As expected, Grammer played his more well-known tracks like “Honey, I’m Good” and “Fine By Me,” but he came prepared, showing that he has a lot more in his arsenal than just a couple of last summer’s hits. Pumped up performances of Grammer’s other tracks like “Lunatic,” “Ladies,” and “Pocket,” and even a few spot-on covers of Maroon 5’s “Sunday Morning,” and the Bieb’s “Where Are U Now,” made it clear that there was a lot more in store than the crowd had bargained for.
Grammer also came prepared to show the breadth of his musical intelligence and skill. While everyone knows of Grammer’s vocal abilities, not very many members of the audience were aware of his ability to beatbox and play the trumpet, both of which were put on full display in “Holding Out,” which blended seamlessly into a rendition of Jason Derulo’s “Trumpets.” This part of the performance also featured the use of a looping pedal, which is most known in the work of artists like Ed Sheeran and Reggie Watts. By looping different beatboxing techniques, vocal runs, and even different instruments, Grammer and his band were essentially able to create a big party on stage.  
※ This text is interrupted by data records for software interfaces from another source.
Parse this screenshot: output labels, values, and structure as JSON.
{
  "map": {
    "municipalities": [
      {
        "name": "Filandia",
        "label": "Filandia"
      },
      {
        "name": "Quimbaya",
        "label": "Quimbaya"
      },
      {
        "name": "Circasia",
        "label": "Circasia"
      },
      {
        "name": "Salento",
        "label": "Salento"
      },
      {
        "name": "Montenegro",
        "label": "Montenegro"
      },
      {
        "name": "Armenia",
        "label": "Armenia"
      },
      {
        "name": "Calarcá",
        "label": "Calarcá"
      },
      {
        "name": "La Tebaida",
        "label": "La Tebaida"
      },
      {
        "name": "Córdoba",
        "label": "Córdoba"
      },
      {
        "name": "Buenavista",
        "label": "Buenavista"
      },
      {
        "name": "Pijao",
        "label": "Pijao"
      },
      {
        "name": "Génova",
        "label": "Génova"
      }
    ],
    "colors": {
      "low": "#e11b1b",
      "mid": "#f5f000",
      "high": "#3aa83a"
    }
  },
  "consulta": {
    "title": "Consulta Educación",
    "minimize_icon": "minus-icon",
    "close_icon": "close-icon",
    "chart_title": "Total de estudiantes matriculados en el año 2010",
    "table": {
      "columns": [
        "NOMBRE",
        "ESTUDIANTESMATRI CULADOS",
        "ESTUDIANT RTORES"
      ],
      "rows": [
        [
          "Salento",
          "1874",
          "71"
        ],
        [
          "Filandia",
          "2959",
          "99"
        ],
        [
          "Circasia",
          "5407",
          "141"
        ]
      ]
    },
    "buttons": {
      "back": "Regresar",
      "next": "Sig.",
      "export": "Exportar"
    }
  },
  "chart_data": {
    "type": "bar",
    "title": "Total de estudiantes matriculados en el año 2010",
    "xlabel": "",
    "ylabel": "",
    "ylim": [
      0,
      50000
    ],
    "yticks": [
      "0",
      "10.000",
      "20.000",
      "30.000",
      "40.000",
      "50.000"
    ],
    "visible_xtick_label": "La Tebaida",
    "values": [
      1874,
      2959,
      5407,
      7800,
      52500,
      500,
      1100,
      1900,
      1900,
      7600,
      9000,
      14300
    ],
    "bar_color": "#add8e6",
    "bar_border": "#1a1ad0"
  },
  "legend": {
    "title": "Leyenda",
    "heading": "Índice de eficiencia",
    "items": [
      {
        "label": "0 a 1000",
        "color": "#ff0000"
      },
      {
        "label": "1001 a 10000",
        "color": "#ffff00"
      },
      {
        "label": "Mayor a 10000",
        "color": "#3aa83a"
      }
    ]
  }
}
As most of us can remember, nobody put on more “party-fied” performances than our beloved boy bands from the turn of the twenty first century. Grammer and his band found a way to incorporate those timeless, completely “N’Sync” dance steps. The moves varied from the simple rhythmic swaying of a 1950s doo-wop band to what seemed like a perfectly choreographed routine that would make even Justin Timberlake proud. The band themselves, with catchy choruses and wailing guitars, could be placed somewhere between pop and rock. Not quite pop enough to be on par with the likes of Britney Spears and Ariana Grande, yet not quite rock enough for bands like Zeppelin and The Who, Grammer and the crew performed like the love-child of The 1975 and N’Sync.
Not only was the musical aspect of the show stellar, but the performance as a whole was thrilling, hilarious, and entertaining. Grammer addressed the audience by saying that he wanted to take a moment and talk about a serious topic… “about how long girls take to get ready… This is called ‘Forever.’” While Grammer performed, his band mates took to the stage—not as musicians, but as actors, putting on a skit that was comical and transformed the concert from was originally was just a simple show to a full blown event complete with dancing, singing, and even acting.
When the Mass Media’s very own got a chance to speak with Grammer before the show, he said that he likes to listen and to write music that “makes us all feel part of the scene.” Well, Mr. Grammer, for just one night you allowed UMass Boston’s undeniably distant community to come together and feel whole and complete—and, well, we hope you definitely felt a part of our scene, too.
To read the full interview referenced above, go to www.umassmedia.com!